● **Problem requirements**
With pictures removed, the data below should be returned exactly.

··· Data provided ···

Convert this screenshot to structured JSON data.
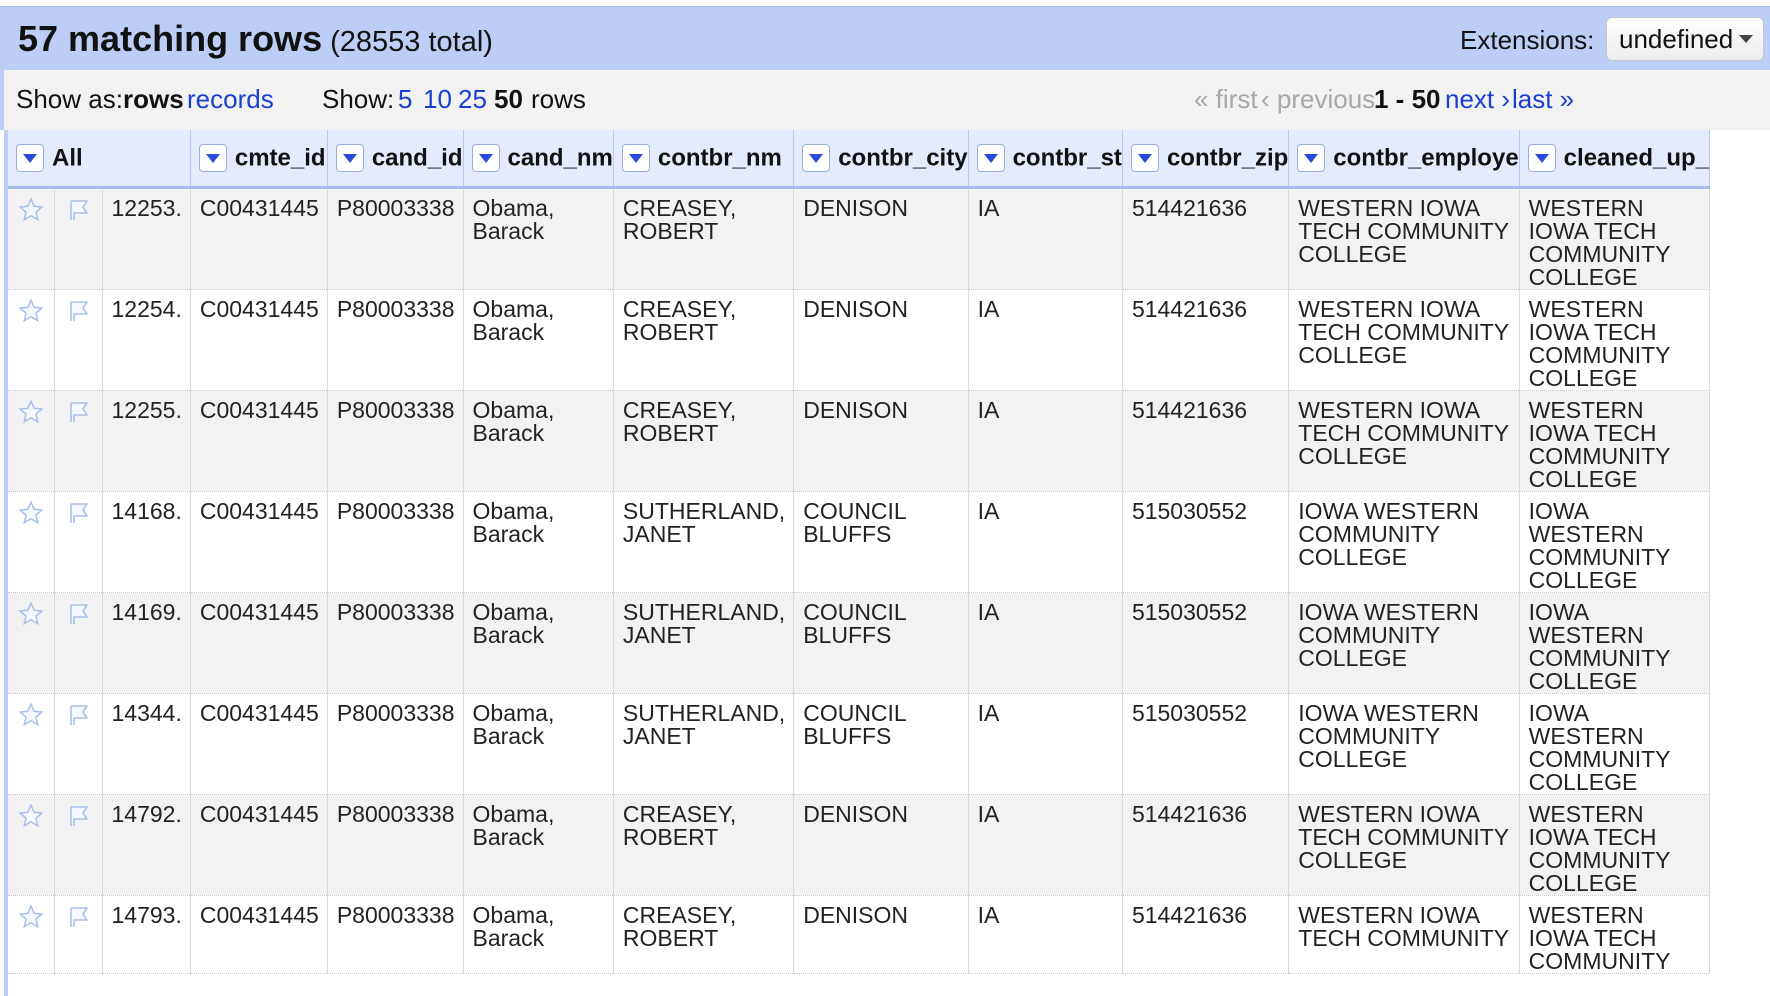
{
  "summary": {
    "matching": "57 matching rows",
    "total": "(28553 total)",
    "extensions_label": "Extensions:",
    "extensions_value": "undefined"
  },
  "controls": {
    "show_as_label": "Show as:",
    "show_as_rows": "rows",
    "show_as_records": "records",
    "show_label": "Show:",
    "page_sizes": [
      "5",
      "10",
      "25",
      "50"
    ],
    "page_size_selected": "50",
    "rows_word": "rows",
    "first": "« first",
    "previous": "‹ previous",
    "range": "1 - 50",
    "next": "next ›",
    "last": "last »"
  },
  "columns": [
    {
      "key": "all",
      "label": "All"
    },
    {
      "key": "cmte_id",
      "label": "cmte_id"
    },
    {
      "key": "cand_id",
      "label": "cand_id"
    },
    {
      "key": "cand_nm",
      "label": "cand_nm"
    },
    {
      "key": "contbr_nm",
      "label": "contbr_nm"
    },
    {
      "key": "contbr_city",
      "label": "contbr_city"
    },
    {
      "key": "contbr_st",
      "label": "contbr_st"
    },
    {
      "key": "contbr_zip",
      "label": "contbr_zip"
    },
    {
      "key": "contbr_employer",
      "label": "contbr_employe"
    },
    {
      "key": "cleaned_up",
      "label": "cleaned_up_"
    }
  ],
  "rows": [
    {
      "num": "12253.",
      "cmte_id": "C00431445",
      "cand_id": "P80003338",
      "cand_nm": "Obama, Barack",
      "contbr_nm": "CREASEY, ROBERT",
      "contbr_city": "DENISON",
      "contbr_st": "IA",
      "contbr_zip": "514421636",
      "employer": "WESTERN IOWA TECH COMMUNITY COLLEGE",
      "cleaned": "WESTERN IOWA TECH COMMUNITY COLLEGE"
    },
    {
      "num": "12254.",
      "cmte_id": "C00431445",
      "cand_id": "P80003338",
      "cand_nm": "Obama, Barack",
      "contbr_nm": "CREASEY, ROBERT",
      "contbr_city": "DENISON",
      "contbr_st": "IA",
      "contbr_zip": "514421636",
      "employer": "WESTERN IOWA TECH COMMUNITY COLLEGE",
      "cleaned": "WESTERN IOWA TECH COMMUNITY COLLEGE"
    },
    {
      "num": "12255.",
      "cmte_id": "C00431445",
      "cand_id": "P80003338",
      "cand_nm": "Obama, Barack",
      "contbr_nm": "CREASEY, ROBERT",
      "contbr_city": "DENISON",
      "contbr_st": "IA",
      "contbr_zip": "514421636",
      "employer": "WESTERN IOWA TECH COMMUNITY COLLEGE",
      "cleaned": "WESTERN IOWA TECH COMMUNITY COLLEGE"
    },
    {
      "num": "14168.",
      "cmte_id": "C00431445",
      "cand_id": "P80003338",
      "cand_nm": "Obama, Barack",
      "contbr_nm": "SUTHERLAND, JANET",
      "contbr_city": "COUNCIL BLUFFS",
      "contbr_st": "IA",
      "contbr_zip": "515030552",
      "employer": "IOWA WESTERN COMMUNITY COLLEGE",
      "cleaned": "IOWA WESTERN COMMUNITY COLLEGE"
    },
    {
      "num": "14169.",
      "cmte_id": "C00431445",
      "cand_id": "P80003338",
      "cand_nm": "Obama, Barack",
      "contbr_nm": "SUTHERLAND, JANET",
      "contbr_city": "COUNCIL BLUFFS",
      "contbr_st": "IA",
      "contbr_zip": "515030552",
      "employer": "IOWA WESTERN COMMUNITY COLLEGE",
      "cleaned": "IOWA WESTERN COMMUNITY COLLEGE"
    },
    {
      "num": "14344.",
      "cmte_id": "C00431445",
      "cand_id": "P80003338",
      "cand_nm": "Obama, Barack",
      "contbr_nm": "SUTHERLAND, JANET",
      "contbr_city": "COUNCIL BLUFFS",
      "contbr_st": "IA",
      "contbr_zip": "515030552",
      "employer": "IOWA WESTERN COMMUNITY COLLEGE",
      "cleaned": "IOWA WESTERN COMMUNITY COLLEGE"
    },
    {
      "num": "14792.",
      "cmte_id": "C00431445",
      "cand_id": "P80003338",
      "cand_nm": "Obama, Barack",
      "contbr_nm": "CREASEY, ROBERT",
      "contbr_city": "DENISON",
      "contbr_st": "IA",
      "contbr_zip": "514421636",
      "employer": "WESTERN IOWA TECH COMMUNITY COLLEGE",
      "cleaned": "WESTERN IOWA TECH COMMUNITY COLLEGE"
    },
    {
      "num": "14793.",
      "cmte_id": "C00431445",
      "cand_id": "P80003338",
      "cand_nm": "Obama, Barack",
      "contbr_nm": "CREASEY, ROBERT",
      "contbr_city": "DENISON",
      "contbr_st": "IA",
      "contbr_zip": "514421636",
      "employer": "WESTERN IOWA TECH COMMUNITY",
      "cleaned": "WESTERN IOWA TECH COMMUNITY"
    }
  ],
  "colors": {
    "header_bg": "#bccdf6",
    "column_header_bg": "#e3ebfd",
    "link": "#1a3fd0",
    "odd_row": "#f2f2f2"
  },
  "icons": {
    "star": "star-icon",
    "flag": "flag-icon",
    "dropdown": "chevron-down-icon"
  }
}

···

● **Result for this exercise**
Convert this screenshot to structured JSON data.
{
  "summary": {
    "matching": "57 matching rows",
    "total": "(28553 total)",
    "extensions_label": "Extensions:",
    "extensions_value": "undefined"
  },
  "controls": {
    "show_as_label": "Show as:",
    "show_as_rows": "rows",
    "show_as_records": "records",
    "show_label": "Show:",
    "page_sizes": [
      "5",
      "10",
      "25",
      "50"
    ],
    "page_size_selected": "50",
    "rows_word": "rows",
    "first": "« first",
    "previous": "‹ previous",
    "range": "1 - 50",
    "next": "next ›",
    "last": "last »"
  },
  "columns": [
    {
      "key": "all",
      "label": "All"
    },
    {
      "key": "cmte_id",
      "label": "cmte_id"
    },
    {
      "key": "cand_id",
      "label": "cand_id"
    },
    {
      "key": "cand_nm",
      "label": "cand_nm"
    },
    {
      "key": "contbr_nm",
      "label": "contbr_nm"
    },
    {
      "key": "contbr_city",
      "label": "contbr_city"
    },
    {
      "key": "contbr_st",
      "label": "contbr_st"
    },
    {
      "key": "contbr_zip",
      "label": "contbr_zip"
    },
    {
      "key": "contbr_employer",
      "label": "contbr_employe"
    },
    {
      "key": "cleaned_up",
      "label": "cleaned_up_"
    }
  ],
  "rows": [
    {
      "num": "12253.",
      "cmte_id": "C00431445",
      "cand_id": "P80003338",
      "cand_nm": "Obama, Barack",
      "contbr_nm": "CREASEY, ROBERT",
      "contbr_city": "DENISON",
      "contbr_st": "IA",
      "contbr_zip": "514421636",
      "employer": "WESTERN IOWA TECH COMMUNITY COLLEGE",
      "cleaned": "WESTERN IOWA TECH COMMUNITY COLLEGE"
    },
    {
      "num": "12254.",
      "cmte_id": "C00431445",
      "cand_id": "P80003338",
      "cand_nm": "Obama, Barack",
      "contbr_nm": "CREASEY, ROBERT",
      "contbr_city": "DENISON",
      "contbr_st": "IA",
      "contbr_zip": "514421636",
      "employer": "WESTERN IOWA TECH COMMUNITY COLLEGE",
      "cleaned": "WESTERN IOWA TECH COMMUNITY COLLEGE"
    },
    {
      "num": "12255.",
      "cmte_id": "C00431445",
      "cand_id": "P80003338",
      "cand_nm": "Obama, Barack",
      "contbr_nm": "CREASEY, ROBERT",
      "contbr_city": "DENISON",
      "contbr_st": "IA",
      "contbr_zip": "514421636",
      "employer": "WESTERN IOWA TECH COMMUNITY COLLEGE",
      "cleaned": "WESTERN IOWA TECH COMMUNITY COLLEGE"
    },
    {
      "num": "14168.",
      "cmte_id": "C00431445",
      "cand_id": "P80003338",
      "cand_nm": "Obama, Barack",
      "contbr_nm": "SUTHERLAND, JANET",
      "contbr_city": "COUNCIL BLUFFS",
      "contbr_st": "IA",
      "contbr_zip": "515030552",
      "employer": "IOWA WESTERN COMMUNITY COLLEGE",
      "cleaned": "IOWA WESTERN COMMUNITY COLLEGE"
    },
    {
      "num": "14169.",
      "cmte_id": "C00431445",
      "cand_id": "P80003338",
      "cand_nm": "Obama, Barack",
      "contbr_nm": "SUTHERLAND, JANET",
      "contbr_city": "COUNCIL BLUFFS",
      "contbr_st": "IA",
      "contbr_zip": "515030552",
      "employer": "IOWA WESTERN COMMUNITY COLLEGE",
      "cleaned": "IOWA WESTERN COMMUNITY COLLEGE"
    },
    {
      "num": "14344.",
      "cmte_id": "C00431445",
      "cand_id": "P80003338",
      "cand_nm": "Obama, Barack",
      "contbr_nm": "SUTHERLAND, JANET",
      "contbr_city": "COUNCIL BLUFFS",
      "contbr_st": "IA",
      "contbr_zip": "515030552",
      "employer": "IOWA WESTERN COMMUNITY COLLEGE",
      "cleaned": "IOWA WESTERN COMMUNITY COLLEGE"
    },
    {
      "num": "14792.",
      "cmte_id": "C00431445",
      "cand_id": "P80003338",
      "cand_nm": "Obama, Barack",
      "contbr_nm": "CREASEY, ROBERT",
      "contbr_city": "DENISON",
      "contbr_st": "IA",
      "contbr_zip": "514421636",
      "employer": "WESTERN IOWA TECH COMMUNITY COLLEGE",
      "cleaned": "WESTERN IOWA TECH COMMUNITY COLLEGE"
    },
    {
      "num": "14793.",
      "cmte_id": "C00431445",
      "cand_id": "P80003338",
      "cand_nm": "Obama, Barack",
      "contbr_nm": "CREASEY, ROBERT",
      "contbr_city": "DENISON",
      "contbr_st": "IA",
      "contbr_zip": "514421636",
      "employer": "WESTERN IOWA TECH COMMUNITY",
      "cleaned": "WESTERN IOWA TECH COMMUNITY"
    }
  ],
  "colors": {
    "header_bg": "#bccdf6",
    "column_header_bg": "#e3ebfd",
    "link": "#1a3fd0",
    "odd_row": "#f2f2f2"
  },
  "icons": {
    "star": "star-icon",
    "flag": "flag-icon",
    "dropdown": "chevron-down-icon"
  }
}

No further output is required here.